Industry sees a big year of mergers and acquisitionsReprints
The volume of merger and acquisition activity in the insurance industry more than quadrupled in 2015, to $194.9 billion from $43.8 billion in 2014, with additional major activity expected, particularly in the property/casualty sector, according to a study issued Wednesday.
There were 24 transactions valued at $1 billion or more in 2015, compared to nine in 2014 in the property/casualty, life and health sectors, with M&A activity also distinguished by the prevalence of strategic rather than financial buyers, according to the study by Hartford, Connecticut-based investment management firm Conning & Co. The number of transactions was relatively unchanged at 183, however.
Among property/casualty insurers the aggregate value of M&A deals increased to $39.6 billion in 2015 from $6.7 billion in 2014, driven by several large transactions, including Ace Ltd. and Chubb Corp.'s deal, according to the executive summary of the report, “Global Insurer Mergers & Acquisitions in 2015, The Big Bang.”
“Key themes in the year included the desirability of specialty and Lloyd's targets, large acquisitions by Japanese and Chinese buyers, reinsurance consolidation, and combinations in sectors facing strong external challenges, such as crop insurance and medical professional liability,” said the study.
The report predicts continued M&A activity. “The recurring themes of consolidation, product and geographic diversification suggest that more insurers will seek partners to keep up with large competitors,” the report says.
In the health insurance and managed care sector, the $100.8 billion of aggregate transaction volume, which accounted for more than half of the year's $195 billion in global activity, compared with just $33 millionof disclosed deal value in 2014, said the report. The number of transactions also increased to 22 in 2015 from 13 in 2014.
The transactions were stimulated by implementation of the Affordable Care Act, said the report. “Growth in government-subsidized programs, such as Medicaid and Medicare Advantage, accompanied by the retreat of traditional employer-based plans in favor of high-deductible plans and exchanges, generated pressure to acquire Medicaid and Medicare providers and build scale to generate efficiencies,” according to the report.

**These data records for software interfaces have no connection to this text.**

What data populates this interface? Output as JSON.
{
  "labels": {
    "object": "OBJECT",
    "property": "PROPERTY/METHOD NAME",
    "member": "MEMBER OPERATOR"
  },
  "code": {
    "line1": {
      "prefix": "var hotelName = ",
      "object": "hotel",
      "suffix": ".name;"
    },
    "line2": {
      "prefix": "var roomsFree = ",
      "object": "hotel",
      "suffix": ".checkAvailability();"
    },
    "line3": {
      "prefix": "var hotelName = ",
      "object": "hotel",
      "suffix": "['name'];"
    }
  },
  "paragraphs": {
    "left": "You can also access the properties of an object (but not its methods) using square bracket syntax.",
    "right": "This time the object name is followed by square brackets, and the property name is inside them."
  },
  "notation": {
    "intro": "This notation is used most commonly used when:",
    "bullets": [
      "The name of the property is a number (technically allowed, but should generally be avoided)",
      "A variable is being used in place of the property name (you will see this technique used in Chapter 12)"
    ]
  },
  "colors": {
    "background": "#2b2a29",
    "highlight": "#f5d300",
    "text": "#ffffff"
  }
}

In 2016, “with so many of the largest insurers having entered into transactions in 2015, it is likely that activity in 2016 will involve combinations among second-tier players,” the study says.